Twilight. Crunching leaves as your theme song, you’re walking back from the lake and have turned up Ashworth Ave. to zig zag back up to Tangletown. In a planting strip you see a clump of purple coneflowers, petals shed, whose spiky seed heads look like medieval weapons. Moving in closer, what you see next stops you, well, dead.
So, is there a BODY under there?
Not likely, for several reasons.
First, the one person we could find sharing those initials and dates is a Collin Miles Elliott, buried in Washelli Cemetery on Aurora (thank you FindAGrave.com), and a Washelli staffer says he has been there (as far as they know) since 1943. He was married to Nora Parker Elliott, who died in 1925, and they had a son, Wellington Minor Elliott, who died soon after in 1926.
Second, this is not the marker’s original location, here in the planting strip near 57th and Ashworth. Rather than being a remnant from WWII-era Greenlake, it was actually placed by the home’s current owners, Jeff Mosier and Tamra Chandler, who bought the property in 2002. Amid a major remodel, a contractor unearthed the marker from the backyard in 2004, and the couple stowed it away until, when redoing their sidewalk strip, Jeff was inspired to incorporate this piece of local history.

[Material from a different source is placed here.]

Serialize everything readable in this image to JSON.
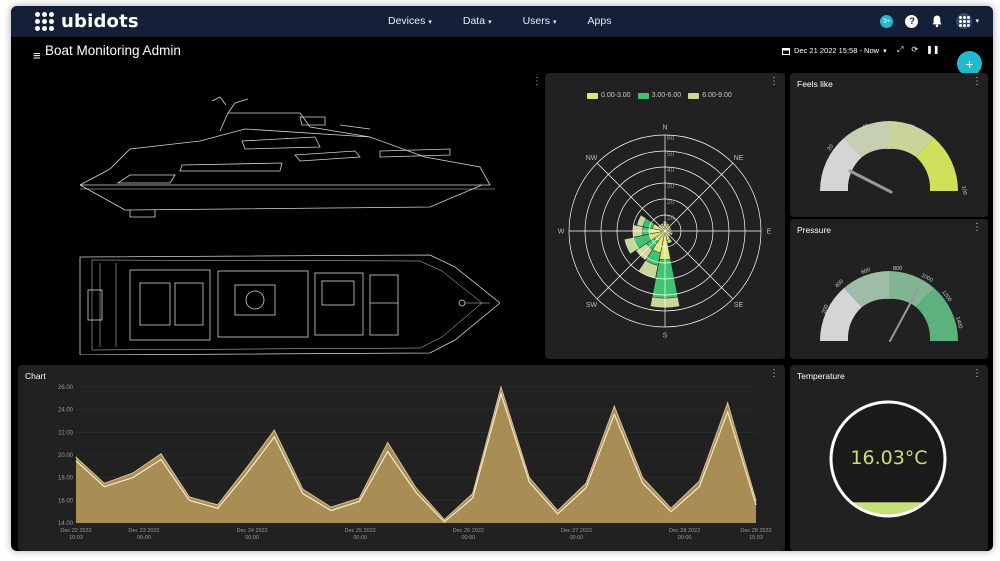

Jeff’s theory is that the marker may have been part of one of the original stone walls in the yard. “I obviously know nobody’s buried there,” he says, but he adds, “I don’t know how it ended up here.” That remains the big question. Jeff was curious himself, but his research at the time came up dry.
As far as the home’s history, Jeff says it is one of three on the street built by prominent developer Judge Frederick A. McDonald, including his ow home, shown above to the south shown above. (Note how far the lake edge extends!)
Who are the Elliotts? Did they live here?
If these are the right Elliotts, it would be great if they lived at this house. That would make a tidy closing, but that’s not apparently the case. Join us down the Ancestry.com rabbit hole. According to Census and City Directories, Collin and Nora lived in at least five different places in West Seattle and downtown – none of them anywhere near Greenlake. Collin describes his occupation variously as a window decorator, treasurer for a shirt company, and a salesman for “men’s furnishings”.
Census and directory records from 1922-1958 show the home’s residents as patriarch Lulu Sander and siblings Carlton A. and Dorothy L. Sander, with no apparent connection in their family trees to the Elliotts. (A Sander-McDonald connection is that the Judge’s daughter Hellen McDonald married William Sander, Carlton’s brother, and many grandkids lived in the other McDonald-built homes.)
A neat tidbit is that in 1930, Carlton was working as a chief clerk for – wait for it – the “cement works” (brief moment of excitement – maybe it was a demo he brought home from work?). By 1940, however, he was chief clerk for the Washington Athletic Club. He was still living there in 1942 -according to his draft card – but what happened in 1943 – the year Collin Elliott died – is a mystery.
Lots of red herrings, no closure. Any local history buffs out there? Can you help us solve these mysteries?